Start of Block
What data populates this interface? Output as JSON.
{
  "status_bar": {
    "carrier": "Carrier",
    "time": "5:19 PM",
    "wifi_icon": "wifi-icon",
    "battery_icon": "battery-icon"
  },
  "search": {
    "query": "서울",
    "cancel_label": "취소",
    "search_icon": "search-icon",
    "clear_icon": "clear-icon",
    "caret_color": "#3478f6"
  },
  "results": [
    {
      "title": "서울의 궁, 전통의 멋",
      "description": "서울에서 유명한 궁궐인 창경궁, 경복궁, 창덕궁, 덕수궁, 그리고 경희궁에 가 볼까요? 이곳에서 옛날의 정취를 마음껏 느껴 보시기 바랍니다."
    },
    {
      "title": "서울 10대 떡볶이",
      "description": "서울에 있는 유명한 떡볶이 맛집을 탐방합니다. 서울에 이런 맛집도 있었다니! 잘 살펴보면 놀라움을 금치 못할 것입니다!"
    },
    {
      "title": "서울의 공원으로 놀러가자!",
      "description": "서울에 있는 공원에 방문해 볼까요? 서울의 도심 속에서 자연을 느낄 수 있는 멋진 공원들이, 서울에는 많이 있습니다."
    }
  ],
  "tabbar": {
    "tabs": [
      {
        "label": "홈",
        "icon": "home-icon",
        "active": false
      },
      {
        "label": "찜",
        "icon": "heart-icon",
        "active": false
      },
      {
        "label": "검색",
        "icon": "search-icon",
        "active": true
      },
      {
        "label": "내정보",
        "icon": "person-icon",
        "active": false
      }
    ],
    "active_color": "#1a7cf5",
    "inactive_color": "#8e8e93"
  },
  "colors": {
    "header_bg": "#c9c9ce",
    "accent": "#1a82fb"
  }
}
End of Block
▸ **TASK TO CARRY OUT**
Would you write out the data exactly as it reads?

▸ **ANSWER**
What data populates this interface? Output as JSON.
{
  "status_bar": {
    "carrier": "Carrier",
    "time": "5:19 PM",
    "wifi_icon": "wifi-icon",
    "battery_icon": "battery-icon"
  },
  "search": {
    "query": "서울",
    "cancel_label": "취소",
    "search_icon": "search-icon",
    "clear_icon": "clear-icon",
    "caret_color": "#3478f6"
  },
  "results": [
    {
      "title": "서울의 궁, 전통의 멋",
      "description": "서울에서 유명한 궁궐인 창경궁, 경복궁, 창덕궁, 덕수궁, 그리고 경희궁에 가 볼까요? 이곳에서 옛날의 정취를 마음껏 느껴 보시기 바랍니다."
    },
    {
      "title": "서울 10대 떡볶이",
      "description": "서울에 있는 유명한 떡볶이 맛집을 탐방합니다. 서울에 이런 맛집도 있었다니! 잘 살펴보면 놀라움을 금치 못할 것입니다!"
    },
    {
      "title": "서울의 공원으로 놀러가자!",
      "description": "서울에 있는 공원에 방문해 볼까요? 서울의 도심 속에서 자연을 느낄 수 있는 멋진 공원들이, 서울에는 많이 있습니다."
    }
  ],
  "tabbar": {
    "tabs": [
      {
        "label": "홈",
        "icon": "home-icon",
        "active": false
      },
      {
        "label": "찜",
        "icon": "heart-icon",
        "active": false
      },
      {
        "label": "검색",
        "icon": "search-icon",
        "active": true
      },
      {
        "label": "내정보",
        "icon": "person-icon",
        "active": false
      }
    ],
    "active_color": "#1a7cf5",
    "inactive_color": "#8e8e93"
  },
  "colors": {
    "header_bg": "#c9c9ce",
    "accent": "#1a82fb"
  }
}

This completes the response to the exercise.